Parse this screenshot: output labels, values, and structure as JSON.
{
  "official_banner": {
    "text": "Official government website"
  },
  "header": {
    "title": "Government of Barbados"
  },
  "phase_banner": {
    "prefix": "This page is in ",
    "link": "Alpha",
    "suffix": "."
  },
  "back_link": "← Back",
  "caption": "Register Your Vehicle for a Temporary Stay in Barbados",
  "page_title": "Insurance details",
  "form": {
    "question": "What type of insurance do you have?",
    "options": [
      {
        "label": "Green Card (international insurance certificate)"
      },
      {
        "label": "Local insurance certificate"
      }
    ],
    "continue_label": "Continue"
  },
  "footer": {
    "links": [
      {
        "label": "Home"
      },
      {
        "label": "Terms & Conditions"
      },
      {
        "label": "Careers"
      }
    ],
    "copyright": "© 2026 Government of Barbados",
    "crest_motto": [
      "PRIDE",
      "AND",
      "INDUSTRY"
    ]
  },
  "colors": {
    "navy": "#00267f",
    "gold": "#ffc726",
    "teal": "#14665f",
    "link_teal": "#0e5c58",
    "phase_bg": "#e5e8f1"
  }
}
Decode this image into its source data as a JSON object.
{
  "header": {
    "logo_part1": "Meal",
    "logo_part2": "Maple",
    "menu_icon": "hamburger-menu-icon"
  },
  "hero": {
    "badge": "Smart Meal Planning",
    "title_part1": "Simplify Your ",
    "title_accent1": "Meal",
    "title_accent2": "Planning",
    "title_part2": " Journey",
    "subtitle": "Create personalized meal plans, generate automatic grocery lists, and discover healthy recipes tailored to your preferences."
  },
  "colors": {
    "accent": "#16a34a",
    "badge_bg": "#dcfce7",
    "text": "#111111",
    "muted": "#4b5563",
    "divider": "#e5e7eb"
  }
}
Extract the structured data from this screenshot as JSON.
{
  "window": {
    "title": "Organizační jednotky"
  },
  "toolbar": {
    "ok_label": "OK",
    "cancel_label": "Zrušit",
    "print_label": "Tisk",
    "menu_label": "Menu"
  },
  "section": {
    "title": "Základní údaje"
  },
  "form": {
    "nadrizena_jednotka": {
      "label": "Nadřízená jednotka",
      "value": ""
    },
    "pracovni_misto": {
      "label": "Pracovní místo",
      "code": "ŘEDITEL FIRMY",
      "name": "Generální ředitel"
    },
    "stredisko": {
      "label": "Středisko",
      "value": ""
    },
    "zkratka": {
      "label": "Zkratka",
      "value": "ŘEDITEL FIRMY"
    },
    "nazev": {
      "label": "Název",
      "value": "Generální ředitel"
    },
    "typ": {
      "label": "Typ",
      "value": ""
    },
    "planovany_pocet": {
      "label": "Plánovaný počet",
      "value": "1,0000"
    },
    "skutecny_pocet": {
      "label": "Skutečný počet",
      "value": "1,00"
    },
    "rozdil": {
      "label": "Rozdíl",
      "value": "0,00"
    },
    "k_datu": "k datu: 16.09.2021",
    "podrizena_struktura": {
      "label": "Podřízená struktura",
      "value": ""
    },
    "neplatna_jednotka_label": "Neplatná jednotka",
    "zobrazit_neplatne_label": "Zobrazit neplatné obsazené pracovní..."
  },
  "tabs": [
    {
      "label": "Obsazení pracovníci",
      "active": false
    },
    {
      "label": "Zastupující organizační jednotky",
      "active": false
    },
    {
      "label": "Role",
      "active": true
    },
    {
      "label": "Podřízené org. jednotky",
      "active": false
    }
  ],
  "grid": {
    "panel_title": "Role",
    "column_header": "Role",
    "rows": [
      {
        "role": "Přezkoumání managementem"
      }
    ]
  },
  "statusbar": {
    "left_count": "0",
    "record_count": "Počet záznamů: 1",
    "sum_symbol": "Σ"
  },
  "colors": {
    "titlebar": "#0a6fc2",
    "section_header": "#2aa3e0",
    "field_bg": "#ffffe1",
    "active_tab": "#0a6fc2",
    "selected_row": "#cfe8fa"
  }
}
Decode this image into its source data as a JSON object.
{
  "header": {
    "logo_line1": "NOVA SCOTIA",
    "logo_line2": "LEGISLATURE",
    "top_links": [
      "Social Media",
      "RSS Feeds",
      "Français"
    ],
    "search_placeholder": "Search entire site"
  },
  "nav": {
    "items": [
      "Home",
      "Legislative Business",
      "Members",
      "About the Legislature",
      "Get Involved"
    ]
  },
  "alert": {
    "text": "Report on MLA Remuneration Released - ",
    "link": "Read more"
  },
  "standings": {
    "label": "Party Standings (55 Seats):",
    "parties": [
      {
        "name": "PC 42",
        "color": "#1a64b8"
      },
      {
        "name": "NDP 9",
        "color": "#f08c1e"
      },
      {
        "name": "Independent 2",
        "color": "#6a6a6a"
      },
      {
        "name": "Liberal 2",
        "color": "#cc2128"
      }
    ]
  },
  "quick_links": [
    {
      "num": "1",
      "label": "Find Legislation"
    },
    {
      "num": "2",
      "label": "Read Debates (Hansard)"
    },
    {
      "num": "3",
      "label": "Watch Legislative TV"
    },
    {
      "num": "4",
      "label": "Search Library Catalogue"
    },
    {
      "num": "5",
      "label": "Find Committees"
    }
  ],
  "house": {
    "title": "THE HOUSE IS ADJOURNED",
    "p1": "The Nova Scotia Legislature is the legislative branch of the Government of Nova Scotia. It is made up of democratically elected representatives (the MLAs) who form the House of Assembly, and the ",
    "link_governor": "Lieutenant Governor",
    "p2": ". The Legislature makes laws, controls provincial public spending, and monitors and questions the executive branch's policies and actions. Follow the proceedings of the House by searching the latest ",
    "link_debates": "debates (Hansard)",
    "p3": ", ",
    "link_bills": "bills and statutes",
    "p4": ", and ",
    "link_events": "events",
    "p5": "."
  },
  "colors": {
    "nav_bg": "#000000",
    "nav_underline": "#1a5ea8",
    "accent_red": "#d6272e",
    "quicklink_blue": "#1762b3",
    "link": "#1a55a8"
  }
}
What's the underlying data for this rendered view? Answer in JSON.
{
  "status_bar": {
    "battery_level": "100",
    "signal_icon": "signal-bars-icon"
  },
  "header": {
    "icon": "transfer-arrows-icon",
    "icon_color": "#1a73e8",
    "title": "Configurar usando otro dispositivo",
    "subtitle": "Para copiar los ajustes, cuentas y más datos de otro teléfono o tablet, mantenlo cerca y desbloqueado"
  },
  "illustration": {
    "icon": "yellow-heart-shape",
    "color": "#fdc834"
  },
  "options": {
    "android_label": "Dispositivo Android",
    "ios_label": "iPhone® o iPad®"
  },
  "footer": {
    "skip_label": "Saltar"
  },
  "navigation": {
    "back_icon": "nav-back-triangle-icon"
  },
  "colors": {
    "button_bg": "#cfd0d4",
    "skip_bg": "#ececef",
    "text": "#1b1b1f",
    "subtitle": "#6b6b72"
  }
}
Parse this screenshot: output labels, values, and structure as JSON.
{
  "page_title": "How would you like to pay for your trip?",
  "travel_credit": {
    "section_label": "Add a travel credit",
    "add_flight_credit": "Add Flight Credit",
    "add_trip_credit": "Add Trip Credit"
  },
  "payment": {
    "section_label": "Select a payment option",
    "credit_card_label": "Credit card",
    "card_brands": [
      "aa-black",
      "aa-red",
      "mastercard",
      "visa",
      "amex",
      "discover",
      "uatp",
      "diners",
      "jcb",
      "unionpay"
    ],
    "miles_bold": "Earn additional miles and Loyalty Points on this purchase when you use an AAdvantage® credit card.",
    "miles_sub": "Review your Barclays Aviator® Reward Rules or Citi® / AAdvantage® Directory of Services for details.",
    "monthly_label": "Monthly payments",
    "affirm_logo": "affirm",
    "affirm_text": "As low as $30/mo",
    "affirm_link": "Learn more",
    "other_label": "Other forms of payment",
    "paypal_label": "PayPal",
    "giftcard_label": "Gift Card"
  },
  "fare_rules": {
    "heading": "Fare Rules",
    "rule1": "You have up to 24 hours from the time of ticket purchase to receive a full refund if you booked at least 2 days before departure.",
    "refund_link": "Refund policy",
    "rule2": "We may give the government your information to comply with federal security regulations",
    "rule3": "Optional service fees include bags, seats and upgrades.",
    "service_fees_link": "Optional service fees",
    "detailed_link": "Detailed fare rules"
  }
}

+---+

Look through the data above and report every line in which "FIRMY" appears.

      "code": "ŘEDITEL FIRMY",
      "value": "ŘEDITEL FIRMY"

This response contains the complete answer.